As the reviews on
The History of the
Doctor illustrate, I read a lot of Doctor Who books, to put
it mildly. But I also read a lot of non-Doctor Who books; so
many, in fact, that the room in our house that the wife had initially
earmarked as an en suite has instead become something of a modest library.
But even though I flitter away so many hours of my life with my head stuck
in a book, it’s incredibly rare that I devour one with the relish that I
did Tiny Deaths.
I purchased this tome after hearing Robert Shearman co-host a Big Finish
podcast back in August 2009, during which he read a little drabble from
his Love Songs for the Shy and Cynical collection. The
succinctly-titled “Sharp” told of a man whose wife had been beheaded in
South America whilst off on some wilful sojourn, and his increasingly
desperate attempts to make his life as worthy of note as her death was.
Instantly I was sold. And so with his Love Songs for the Shy and
Cynical sat proudly atop my Christmas list, I thought that in the
meantime I’d try out Shearman’s World Fantasy Award-winning collection,
As one would infer from the title, Tiny Deaths is about
mortality. And as was the case with “Sharp”, within just a few lines of
reading this anthology’s opening story, “Mortal Coil”, once again I was
enraptured. This fitting opener tells of the day when, having finally
admitted that they misjudged the level of “knowledge of death” that humans
should have been given, the powers that be decide to inform every person
in the world of how and when they will perish. Everyone, that is, save for

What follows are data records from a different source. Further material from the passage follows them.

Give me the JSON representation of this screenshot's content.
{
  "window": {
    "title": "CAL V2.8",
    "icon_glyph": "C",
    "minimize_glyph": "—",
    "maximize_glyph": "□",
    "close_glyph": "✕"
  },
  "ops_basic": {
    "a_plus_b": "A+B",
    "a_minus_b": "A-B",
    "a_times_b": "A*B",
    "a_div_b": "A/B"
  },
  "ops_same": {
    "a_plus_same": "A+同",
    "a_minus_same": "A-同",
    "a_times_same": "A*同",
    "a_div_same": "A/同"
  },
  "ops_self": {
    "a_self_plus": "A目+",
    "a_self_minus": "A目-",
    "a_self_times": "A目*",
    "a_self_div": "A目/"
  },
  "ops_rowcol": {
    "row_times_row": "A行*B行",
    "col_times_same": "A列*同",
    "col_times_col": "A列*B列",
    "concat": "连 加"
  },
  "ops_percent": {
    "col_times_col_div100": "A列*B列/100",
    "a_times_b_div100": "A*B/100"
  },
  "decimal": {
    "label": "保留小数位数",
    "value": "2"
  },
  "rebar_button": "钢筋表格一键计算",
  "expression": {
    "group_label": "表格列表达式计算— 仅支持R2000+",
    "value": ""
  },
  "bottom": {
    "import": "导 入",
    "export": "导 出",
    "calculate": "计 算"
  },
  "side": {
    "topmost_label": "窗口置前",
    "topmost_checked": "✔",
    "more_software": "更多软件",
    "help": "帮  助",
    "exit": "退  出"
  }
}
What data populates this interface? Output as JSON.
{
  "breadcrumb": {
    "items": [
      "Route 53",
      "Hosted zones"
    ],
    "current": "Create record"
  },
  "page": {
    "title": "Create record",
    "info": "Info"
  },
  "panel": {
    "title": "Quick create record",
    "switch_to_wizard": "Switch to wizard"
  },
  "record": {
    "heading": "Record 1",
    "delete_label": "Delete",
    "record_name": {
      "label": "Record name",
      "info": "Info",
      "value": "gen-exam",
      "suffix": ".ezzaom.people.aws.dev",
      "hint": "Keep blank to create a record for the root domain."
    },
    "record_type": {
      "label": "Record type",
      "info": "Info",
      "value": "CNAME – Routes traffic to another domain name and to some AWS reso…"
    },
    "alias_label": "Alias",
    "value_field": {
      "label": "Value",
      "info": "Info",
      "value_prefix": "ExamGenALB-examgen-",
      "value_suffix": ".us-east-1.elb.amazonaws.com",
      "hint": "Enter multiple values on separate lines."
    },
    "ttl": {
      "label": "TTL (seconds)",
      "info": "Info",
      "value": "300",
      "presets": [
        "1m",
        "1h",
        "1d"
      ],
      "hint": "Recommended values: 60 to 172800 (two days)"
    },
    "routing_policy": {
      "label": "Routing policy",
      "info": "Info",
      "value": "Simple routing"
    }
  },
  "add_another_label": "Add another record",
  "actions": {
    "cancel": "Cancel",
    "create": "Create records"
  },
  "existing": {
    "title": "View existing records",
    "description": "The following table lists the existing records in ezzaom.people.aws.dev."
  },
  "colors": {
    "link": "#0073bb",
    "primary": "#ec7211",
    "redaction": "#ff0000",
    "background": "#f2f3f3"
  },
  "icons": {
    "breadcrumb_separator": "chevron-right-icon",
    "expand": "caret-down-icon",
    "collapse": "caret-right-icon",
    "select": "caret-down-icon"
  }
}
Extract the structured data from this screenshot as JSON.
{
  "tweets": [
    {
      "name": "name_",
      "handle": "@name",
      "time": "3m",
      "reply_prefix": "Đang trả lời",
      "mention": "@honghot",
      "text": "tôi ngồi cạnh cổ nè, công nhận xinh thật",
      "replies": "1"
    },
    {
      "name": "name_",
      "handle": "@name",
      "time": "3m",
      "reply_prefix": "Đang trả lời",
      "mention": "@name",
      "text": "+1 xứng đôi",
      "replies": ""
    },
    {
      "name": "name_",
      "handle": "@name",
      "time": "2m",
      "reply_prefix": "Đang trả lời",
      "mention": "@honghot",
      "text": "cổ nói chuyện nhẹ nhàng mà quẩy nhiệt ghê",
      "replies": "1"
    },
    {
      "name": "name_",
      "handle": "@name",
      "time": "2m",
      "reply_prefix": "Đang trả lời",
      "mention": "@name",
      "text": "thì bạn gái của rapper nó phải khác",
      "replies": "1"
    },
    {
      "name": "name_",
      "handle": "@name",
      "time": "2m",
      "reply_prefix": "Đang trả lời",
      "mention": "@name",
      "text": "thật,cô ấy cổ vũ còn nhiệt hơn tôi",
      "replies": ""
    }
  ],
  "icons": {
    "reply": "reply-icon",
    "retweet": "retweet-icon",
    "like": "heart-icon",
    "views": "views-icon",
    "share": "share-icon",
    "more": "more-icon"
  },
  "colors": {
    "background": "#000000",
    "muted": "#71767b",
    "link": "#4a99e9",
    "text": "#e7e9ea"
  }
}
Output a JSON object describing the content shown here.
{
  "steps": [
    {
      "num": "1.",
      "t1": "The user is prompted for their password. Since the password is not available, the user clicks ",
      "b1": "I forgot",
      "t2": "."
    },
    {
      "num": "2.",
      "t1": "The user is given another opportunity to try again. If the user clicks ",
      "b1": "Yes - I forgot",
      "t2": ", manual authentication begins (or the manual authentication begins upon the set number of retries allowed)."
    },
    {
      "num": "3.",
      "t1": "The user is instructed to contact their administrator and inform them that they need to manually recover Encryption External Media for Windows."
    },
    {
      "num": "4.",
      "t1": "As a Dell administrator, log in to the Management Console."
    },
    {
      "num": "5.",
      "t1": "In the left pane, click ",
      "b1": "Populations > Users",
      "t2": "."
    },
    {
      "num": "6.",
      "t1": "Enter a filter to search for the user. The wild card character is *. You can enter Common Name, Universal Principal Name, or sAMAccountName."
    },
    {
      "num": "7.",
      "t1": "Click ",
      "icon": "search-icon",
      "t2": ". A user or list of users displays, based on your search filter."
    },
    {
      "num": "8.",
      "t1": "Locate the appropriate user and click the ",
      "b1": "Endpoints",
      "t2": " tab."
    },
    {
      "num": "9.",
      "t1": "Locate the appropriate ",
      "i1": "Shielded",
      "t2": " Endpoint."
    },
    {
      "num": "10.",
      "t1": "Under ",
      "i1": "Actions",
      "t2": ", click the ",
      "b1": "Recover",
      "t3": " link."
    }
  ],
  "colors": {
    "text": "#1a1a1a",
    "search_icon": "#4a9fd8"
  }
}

one disgruntled fellow, who finds himself unemployable in this
post-“knowledge of death” world as, amongst other things, he’s unable to
prove his expiry date to prospective employers.
Shearman’s mordant prose is direct and clipped, practically every word
vested with its own, twisted irony. And his style is certainly all his
own; the preposterous bureaucracy and twisted logic of this
post-“knowledge of death” world is perfectly drawn, and what’s more it’s
drawn with such a patent lack of enthusiasm that it feels unfalteringly
real. It’s almost plausible, and at the end of the day that’s what makes
it so damned funny.
The ensuing procession of stories continue to blend the lifelessly mundane
with the surreal to similar effect, as Shearman relays the tragic tale of
Woofie, Adolf Hitler’s pet dog, who from the moment that the young führer
bought him was destined for hell in any event; Tanya, an astonishingly
mature – but nonetheless imaginary – child; and, most impressively of all,
Jesus Christ, a tortured soul destined to suffer an everlasting number of
concomitant, tiny deaths in the collection’s concluding novelette.
It’s so rare that I stumble across an author that caters to my admittedly
rather peculiar and specific taste, but Robert Shearman can now count
himself amongst their number. Much in the same way that Gavin & Stacey’s
Smithy has helped to rid me of the last vestiges of the guilt that I used
feel when I’d have to tell people to get their filthy hands out of my
curry, Tiny Deaths has reminded me that it’s okay to laugh at
those “tiny” things that we all constantly half-dread; those “tiny” things
that really don’t stand up to much logical scrutiny.
Thought-provoking in the extreme and categorically hilarious throughout, I
don’t recommend Tiny Deaths but forcefully advocate its immediate
purchase. It’s little wonder that Shearman won a “knobbled head” for this
tour de force.